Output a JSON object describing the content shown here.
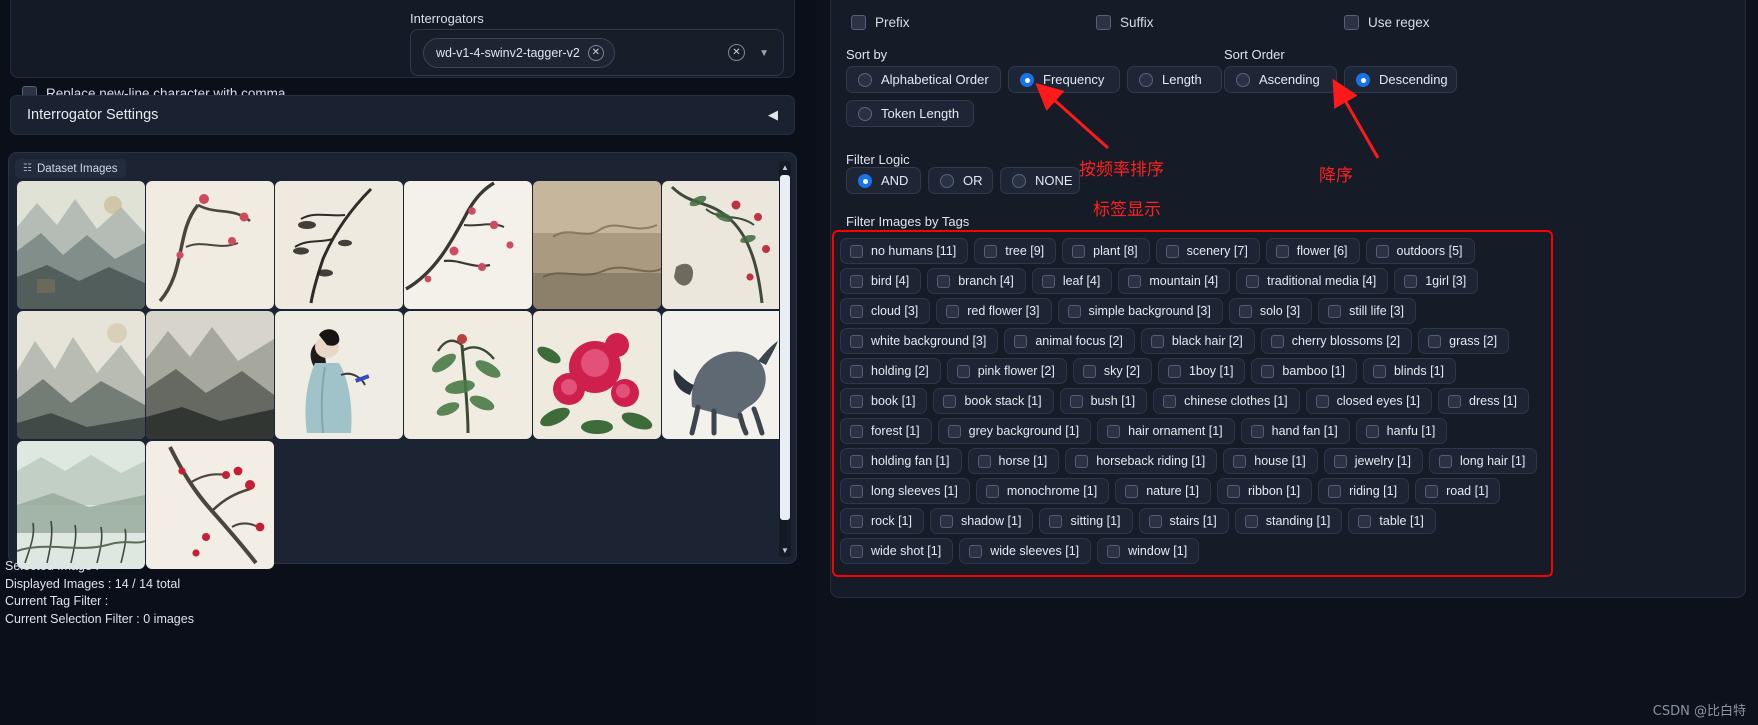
{
  "left": {
    "replace_newline_label": "Replace new-line character with comma",
    "interrogators_label": "Interrogators",
    "interrogator_token": "wd-v1-4-swinv2-tagger-v2",
    "interrogator_settings_title": "Interrogator Settings",
    "dataset_images_badge": "Dataset Images",
    "status": {
      "selected_image": "Selected Image :",
      "displayed_images": "Displayed Images : 14 / 14 total",
      "current_tag_filter": "Current Tag Filter :",
      "current_selection_filter": "Current Selection Filter : 0 images"
    }
  },
  "right": {
    "checkboxes": [
      {
        "label": "Prefix",
        "checked": false
      },
      {
        "label": "Suffix",
        "checked": false
      },
      {
        "label": "Use regex",
        "checked": false
      }
    ],
    "sort_by": {
      "label": "Sort by",
      "options": [
        "Alphabetical Order",
        "Frequency",
        "Length",
        "Token Length"
      ],
      "selected": "Frequency"
    },
    "sort_order": {
      "label": "Sort Order",
      "options": [
        "Ascending",
        "Descending"
      ],
      "selected": "Descending"
    },
    "filter_logic": {
      "label": "Filter Logic",
      "options": [
        "AND",
        "OR",
        "NONE"
      ],
      "selected": "AND"
    },
    "filter_tags_label": "Filter Images by Tags",
    "tags": [
      "no humans [11]",
      "tree [9]",
      "plant [8]",
      "scenery [7]",
      "flower [6]",
      "outdoors [5]",
      "bird [4]",
      "branch [4]",
      "leaf [4]",
      "mountain [4]",
      "traditional media [4]",
      "1girl [3]",
      "cloud [3]",
      "red flower [3]",
      "simple background [3]",
      "solo [3]",
      "still life [3]",
      "white background [3]",
      "animal focus [2]",
      "black hair [2]",
      "cherry blossoms [2]",
      "grass [2]",
      "holding [2]",
      "pink flower [2]",
      "sky [2]",
      "1boy [1]",
      "bamboo [1]",
      "blinds [1]",
      "book [1]",
      "book stack [1]",
      "bush [1]",
      "chinese clothes [1]",
      "closed eyes [1]",
      "dress [1]",
      "forest [1]",
      "grey background [1]",
      "hair ornament [1]",
      "hand fan [1]",
      "hanfu [1]",
      "holding fan [1]",
      "horse [1]",
      "horseback riding [1]",
      "house [1]",
      "jewelry [1]",
      "long hair [1]",
      "long sleeves [1]",
      "monochrome [1]",
      "nature [1]",
      "ribbon [1]",
      "riding [1]",
      "road [1]",
      "rock [1]",
      "shadow [1]",
      "sitting [1]",
      "stairs [1]",
      "standing [1]",
      "table [1]",
      "wide shot [1]",
      "wide sleeves [1]",
      "window [1]"
    ]
  },
  "annotations": {
    "sort_by_frequency": "按频率排序",
    "descending": "降序",
    "tag_display": "标签显示",
    "accent_color": "#ff0000"
  },
  "watermark": "CSDN @比白特"
}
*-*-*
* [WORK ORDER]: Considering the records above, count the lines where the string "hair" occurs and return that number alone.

* [TASK RESPONSE]: 3